[Dataset]

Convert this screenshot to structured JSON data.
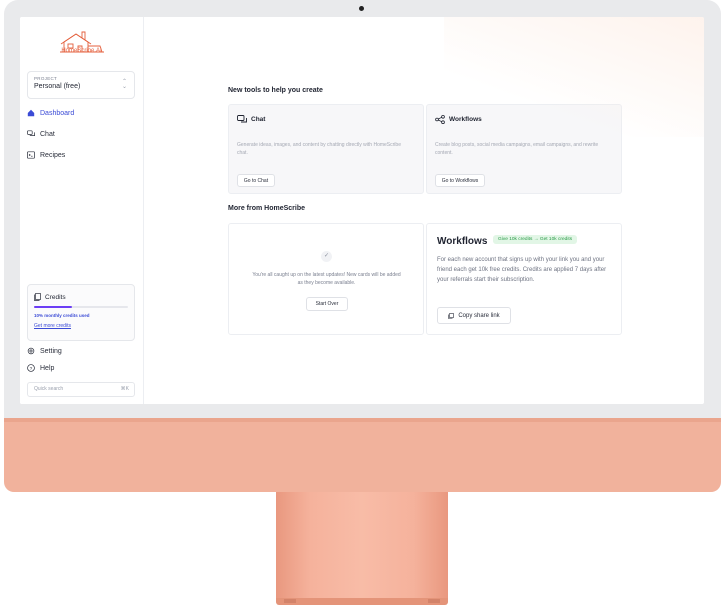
{
  "sidebar": {
    "logo_text": "HomeScribe.AI",
    "project_label": "PROJECT",
    "project_value": "Personal (free)",
    "nav": [
      {
        "label": "Dashboard",
        "icon": "house-icon",
        "active": true
      },
      {
        "label": "Chat",
        "icon": "chat-bubbles-icon"
      },
      {
        "label": "Recipes",
        "icon": "terminal-icon"
      }
    ],
    "credits": {
      "title": "Credits",
      "progress": 0.4,
      "used_text": "10% monthly credits used",
      "more_link": "Get more credits"
    },
    "setting": "Setting",
    "help": "Help",
    "search_placeholder": "Quick search",
    "search_shortcut": "⌘K"
  },
  "main": {
    "tools_heading": "New tools to help you create",
    "chat_card": {
      "title": "Chat",
      "description": "Generate ideas, images, and content by chatting directly with HomeScribe chat.",
      "button": "Go to Chat"
    },
    "workflows_card": {
      "title": "Workflows",
      "description": "Create blog posts, social media campaigns, email campaigns, and rewrite content.",
      "button": "Go to Workflows"
    },
    "more_heading": "More from HomeScribe",
    "updates_card": {
      "message": "You're all caught up on the latest updates! New cards will be added as they become available.",
      "button": "Start Over"
    },
    "referral_card": {
      "title": "Workflows",
      "badge": "Give 10k credits → Get 10k credits",
      "text": "For each new account that signs up with your link you and your friend each get 10k free credits. Credits are applied 7 days after your referrals start their subscription.",
      "button": "Copy share link"
    }
  },
  "colors": {
    "accent": "#3b4bd6",
    "brand": "#e45f3c",
    "frame_orange": "#f1b29c"
  }
}
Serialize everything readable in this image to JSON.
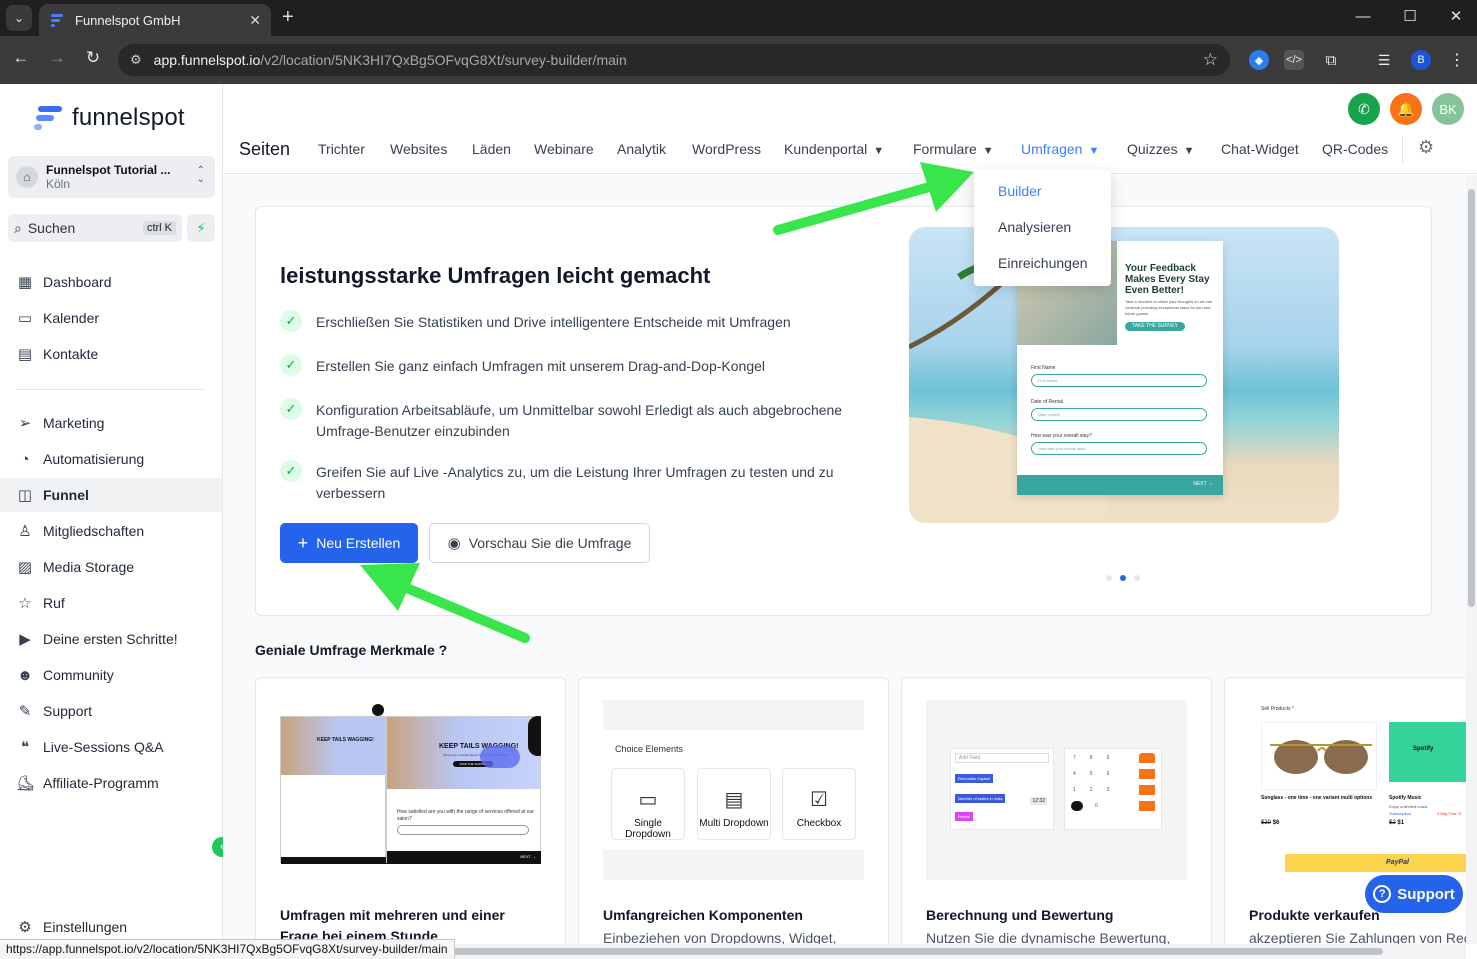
{
  "browser": {
    "tab_title": "Funnelspot GmbH",
    "url_host": "app.funnelspot.io",
    "url_path": "/v2/location/5NK3HI7QxBg5OFvqG8Xt/survey-builder/main",
    "status_url": "https://app.funnelspot.io/v2/location/5NK3HI7QxBg5OFvqG8Xt/survey-builder/main",
    "profile_initial": "B"
  },
  "brand": {
    "name": "funnelspot",
    "colors": {
      "accent": "#2563eb",
      "green": "#22c55e",
      "orange": "#f97316",
      "avatar": "#86c39b"
    }
  },
  "account": {
    "name": "Funnelspot Tutorial ...",
    "location": "Köln"
  },
  "search": {
    "label": "Suchen",
    "shortcut": "ctrl K"
  },
  "sidebar": {
    "items": [
      {
        "label": "Dashboard",
        "icon": "dashboard-icon"
      },
      {
        "label": "Kalender",
        "icon": "calendar-icon"
      },
      {
        "label": "Kontakte",
        "icon": "contacts-icon"
      },
      {
        "label": "Marketing",
        "icon": "send-icon"
      },
      {
        "label": "Automatisierung",
        "icon": "automation-icon"
      },
      {
        "label": "Funnel",
        "icon": "funnel-icon"
      },
      {
        "label": "Mitgliedschaften",
        "icon": "membership-icon"
      },
      {
        "label": "Media Storage",
        "icon": "image-icon"
      },
      {
        "label": "Ruf",
        "icon": "star-icon"
      },
      {
        "label": "Deine ersten Schritte!",
        "icon": "play-icon"
      },
      {
        "label": "Community",
        "icon": "community-icon"
      },
      {
        "label": "Support",
        "icon": "wrench-icon"
      },
      {
        "label": "Live-Sessions Q&A",
        "icon": "chat-icon"
      },
      {
        "label": "Affiliate-Programm",
        "icon": "affiliate-icon"
      }
    ],
    "settings_label": "Einstellungen"
  },
  "topnav": {
    "title": "Seiten",
    "items": [
      "Trichter",
      "Websites",
      "Läden",
      "Webinare",
      "Analytik",
      "WordPress",
      "Kundenportal",
      "Formulare",
      "Umfragen",
      "Quizzes",
      "Chat-Widget",
      "QR-Codes"
    ],
    "avatar_initials": "BK"
  },
  "dropdown": {
    "items": [
      "Builder",
      "Analysieren",
      "Einreichungen"
    ],
    "selected": "Builder"
  },
  "hero": {
    "title": "leistungsstarke Umfragen leicht gemacht",
    "features": [
      "Erschließen Sie Statistiken und Drive intelligentere Entscheide mit Umfragen",
      "Erstellen Sie ganz einfach Umfragen mit unserem Drag-and-Dop-Kongel",
      "Konfiguration Arbeitsabläufe, um Unmittelbar sowohl Erledigt als auch abgebrochene Umfrage-Benutzer einzubinden",
      "Greifen Sie auf Live -Analytics zu, um die Leistung Ihrer Umfragen zu testen und zu verbessern"
    ],
    "primary_button": "Neu Erstellen",
    "secondary_button": "Vorschau Sie die Umfrage",
    "preview": {
      "headline": "Your Feedback Makes Every Stay Even Better!",
      "body": "Take a moment to share your thoughts so we can continue providing exceptional stays for you and future guests.",
      "cta": "TAKE THE SURVEY",
      "field1_label": "First Name",
      "field1_placeholder": "First Name",
      "field2_label": "Date of Rental",
      "field2_placeholder": "Date of birth",
      "field3_label": "How was your overall stay?",
      "field3_placeholder": "How was your overall stay?",
      "next": "NEXT →"
    },
    "carousel": {
      "count": 3,
      "active": 2
    }
  },
  "features_section": {
    "title": "Geniale Umfrage Merkmale ?",
    "cards": [
      {
        "title": "Umfragen mit mehreren und einer Frage bei einem Stunde",
        "desc": ""
      },
      {
        "title": "Umfangreichen Komponenten",
        "desc": "Einbeziehen von Dropdowns, Widget,"
      },
      {
        "title": "Berechnung und Bewertung",
        "desc": "Nutzen Sie die dynamische Bewertung,"
      },
      {
        "title": "Produkte verkaufen",
        "desc": "akzeptieren Sie Zahlungen von Rec"
      }
    ],
    "card1_image": {
      "headline": "KEEP TAILS WAGGING!",
      "sub": "We'd Love to Know About Your Pup's Pampering!",
      "cta": "TAKE THE SURVEY",
      "question": "How satisfied are you with the range of services offered at our salon?",
      "next": "NEXT →"
    },
    "card2_image": {
      "heading": "Choice Elements",
      "choices": [
        "Single Dropdown",
        "Multi Dropdown",
        "Checkbox"
      ]
    },
    "card3_image": {
      "field": "Add Field",
      "tag1": "Remodels Capital",
      "tag2": "Number of states in India",
      "tag3": "Rental",
      "value": "12:32",
      "keys": [
        "7",
        "8",
        "9",
        "4",
        "5",
        "6",
        "1",
        "2",
        "3",
        "0"
      ]
    },
    "card4_image": {
      "heading": "Sell Products *",
      "p1_name": "Sunglass - one time - one variant multi options",
      "p1_old": "$20",
      "p1_new": "$6",
      "p2_name": "Spotify Music",
      "p2_sub": "Enjoy unlimited music",
      "p2_tag1": "Subscription",
      "p2_tag2": "3 Day Free Tr",
      "p2_old": "$2",
      "p2_new": "$1",
      "paypal": "PayPal",
      "spotify": "Spotify"
    }
  },
  "support_widget": {
    "label": "Support"
  }
}
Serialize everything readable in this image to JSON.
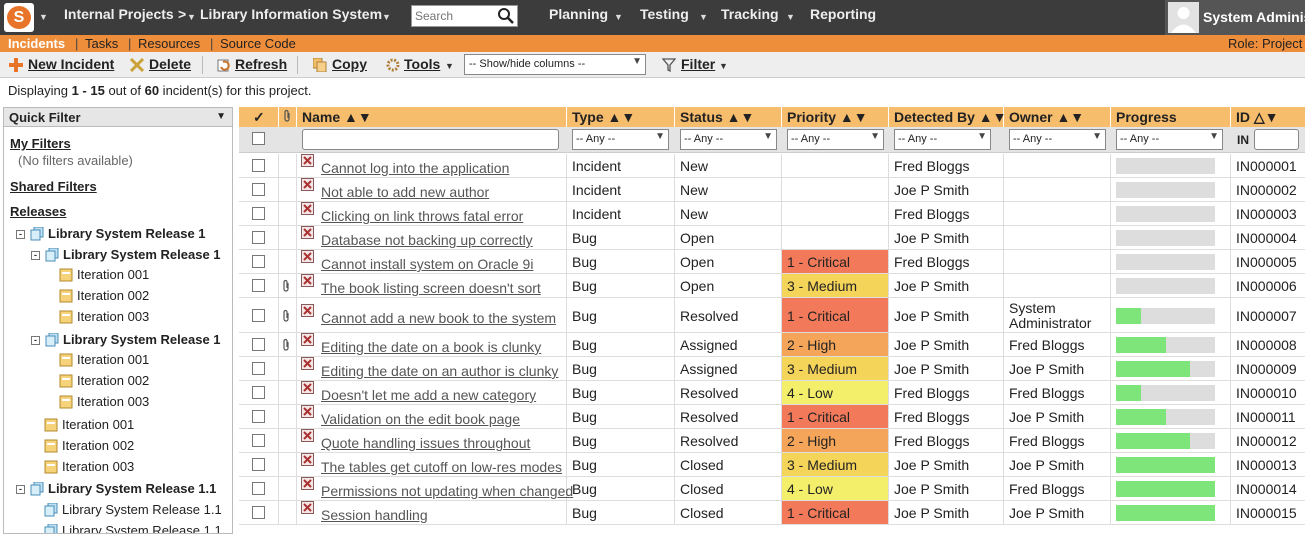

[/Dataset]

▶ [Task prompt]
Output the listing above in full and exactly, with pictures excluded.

▶ [Answer to this exercise]
Convert this screenshot to structured JSON data.
{
  "sidebar": {
    "logo_text": "HomeScribe.AI",
    "project_label": "PROJECT",
    "project_value": "Personal (free)",
    "nav": [
      {
        "label": "Dashboard",
        "icon": "house-icon",
        "active": true
      },
      {
        "label": "Chat",
        "icon": "chat-bubbles-icon"
      },
      {
        "label": "Recipes",
        "icon": "terminal-icon"
      }
    ],
    "credits": {
      "title": "Credits",
      "progress": 0.4,
      "used_text": "10% monthly credits used",
      "more_link": "Get more credits"
    },
    "setting": "Setting",
    "help": "Help",
    "search_placeholder": "Quick search",
    "search_shortcut": "⌘K"
  },
  "main": {
    "tools_heading": "New tools to help you create",
    "chat_card": {
      "title": "Chat",
      "description": "Generate ideas, images, and content by chatting directly with HomeScribe chat.",
      "button": "Go to Chat"
    },
    "workflows_card": {
      "title": "Workflows",
      "description": "Create blog posts, social media campaigns, email campaigns, and rewrite content.",
      "button": "Go to Workflows"
    },
    "more_heading": "More from HomeScribe",
    "updates_card": {
      "message": "You're all caught up on the latest updates! New cards will be added as they become available.",
      "button": "Start Over"
    },
    "referral_card": {
      "title": "Workflows",
      "badge": "Give 10k credits → Get 10k credits",
      "text": "For each new account that signs up with your link you and your friend each get 10k free credits. Credits are applied 7 days after your referrals start their subscription.",
      "button": "Copy share link"
    }
  },
  "colors": {
    "accent": "#3b4bd6",
    "brand": "#e45f3c",
    "frame_orange": "#f1b29c"
  }
}
Serialize everything readable in this image to JSON.
{
  "browser": {
    "tab_title": "Funnelspot GmbH",
    "url_host": "app.funnelspot.io",
    "url_path": "/v2/location/5NK3HI7QxBg5OFvqG8Xt/survey-builder/main",
    "status_url": "https://app.funnelspot.io/v2/location/5NK3HI7QxBg5OFvqG8Xt/survey-builder/main",
    "profile_initial": "B"
  },
  "brand": {
    "name": "funnelspot",
    "colors": {
      "accent": "#2563eb",
      "green": "#22c55e",
      "orange": "#f97316",
      "avatar": "#86c39b"
    }
  },
  "account": {
    "name": "Funnelspot Tutorial ...",
    "location": "Köln"
  },
  "search": {
    "label": "Suchen",
    "shortcut": "ctrl K"
  },
  "sidebar": {
    "items": [
      {
        "label": "Dashboard",
        "icon": "dashboard-icon"
      },
      {
        "label": "Kalender",
        "icon": "calendar-icon"
      },
      {
        "label": "Kontakte",
        "icon": "contacts-icon"
      },
      {
        "label": "Marketing",
        "icon": "send-icon"
      },
      {
        "label": "Automatisierung",
        "icon": "automation-icon"
      },
      {
        "label": "Funnel",
        "icon": "funnel-icon"
      },
      {
        "label": "Mitgliedschaften",
        "icon": "membership-icon"
      },
      {
        "label": "Media Storage",
        "icon": "image-icon"
      },
      {
        "label": "Ruf",
        "icon": "star-icon"
      },
      {
        "label": "Deine ersten Schritte!",
        "icon": "play-icon"
      },
      {
        "label": "Community",
        "icon": "community-icon"
      },
      {
        "label": "Support",
        "icon": "wrench-icon"
      },
      {
        "label": "Live-Sessions Q&A",
        "icon": "chat-icon"
      },
      {
        "label": "Affiliate-Programm",
        "icon": "affiliate-icon"
      }
    ],
    "settings_label": "Einstellungen"
  },
  "topnav": {
    "title": "Seiten",
    "items": [
      "Trichter",
      "Websites",
      "Läden",
      "Webinare",
      "Analytik",
      "WordPress",
      "Kundenportal",
      "Formulare",
      "Umfragen",
      "Quizzes",
      "Chat-Widget",
      "QR-Codes"
    ],
    "avatar_initials": "BK"
  },
  "dropdown": {
    "items": [
      "Builder",
      "Analysieren",
      "Einreichungen"
    ],
    "selected": "Builder"
  },
  "hero": {
    "title": "leistungsstarke Umfragen leicht gemacht",
    "features": [
      "Erschließen Sie Statistiken und Drive intelligentere Entscheide mit Umfragen",
      "Erstellen Sie ganz einfach Umfragen mit unserem Drag-and-Dop-Kongel",
      "Konfiguration Arbeitsabläufe, um Unmittelbar sowohl Erledigt als auch abgebrochene Umfrage-Benutzer einzubinden",
      "Greifen Sie auf Live -Analytics zu, um die Leistung Ihrer Umfragen zu testen und zu verbessern"
    ],
    "primary_button": "Neu Erstellen",
    "secondary_button": "Vorschau Sie die Umfrage",
    "preview": {
      "headline": "Your Feedback Makes Every Stay Even Better!",
      "body": "Take a moment to share your thoughts so we can continue providing exceptional stays for you and future guests.",
      "cta": "TAKE THE SURVEY",
      "field1_label": "First Name",
      "field1_placeholder": "First Name",
      "field2_label": "Date of Rental",
      "field2_placeholder": "Date of birth",
      "field3_label": "How was your overall stay?",
      "field3_placeholder": "How was your overall stay?",
      "next": "NEXT →"
    },
    "carousel": {
      "count": 3,
      "active": 2
    }
  },
  "features_section": {
    "title": "Geniale Umfrage Merkmale ?",
    "cards": [
      {
        "title": "Umfragen mit mehreren und einer Frage bei einem Stunde",
        "desc": ""
      },
      {
        "title": "Umfangreichen Komponenten",
        "desc": "Einbeziehen von Dropdowns, Widget,"
      },
      {
        "title": "Berechnung und Bewertung",
        "desc": "Nutzen Sie die dynamische Bewertung,"
      },
      {
        "title": "Produkte verkaufen",
        "desc": "akzeptieren Sie Zahlungen von Rec"
      }
    ],
    "card1_image": {
      "headline": "KEEP TAILS WAGGING!",
      "sub": "We'd Love to Know About Your Pup's Pampering!",
      "cta": "TAKE THE SURVEY",
      "question": "How satisfied are you with the range of services offered at our salon?",
      "next": "NEXT →"
    },
    "card2_image": {
      "heading": "Choice Elements",
      "choices": [
        "Single Dropdown",
        "Multi Dropdown",
        "Checkbox"
      ]
    },
    "card3_image": {
      "field": "Add Field",
      "tag1": "Remodels Capital",
      "tag2": "Number of states in India",
      "tag3": "Rental",
      "value": "12:32",
      "keys": [
        "7",
        "8",
        "9",
        "4",
        "5",
        "6",
        "1",
        "2",
        "3",
        "0"
      ]
    },
    "card4_image": {
      "heading": "Sell Products *",
      "p1_name": "Sunglass - one time - one variant multi options",
      "p1_old": "$20",
      "p1_new": "$6",
      "p2_name": "Spotify Music",
      "p2_sub": "Enjoy unlimited music",
      "p2_tag1": "Subscription",
      "p2_tag2": "3 Day Free Tr",
      "p2_old": "$2",
      "p2_new": "$1",
      "paypal": "PayPal",
      "spotify": "Spotify"
    }
  },
  "support_widget": {
    "label": "Support"
  }
}
Serialize everything readable in this image to JSON.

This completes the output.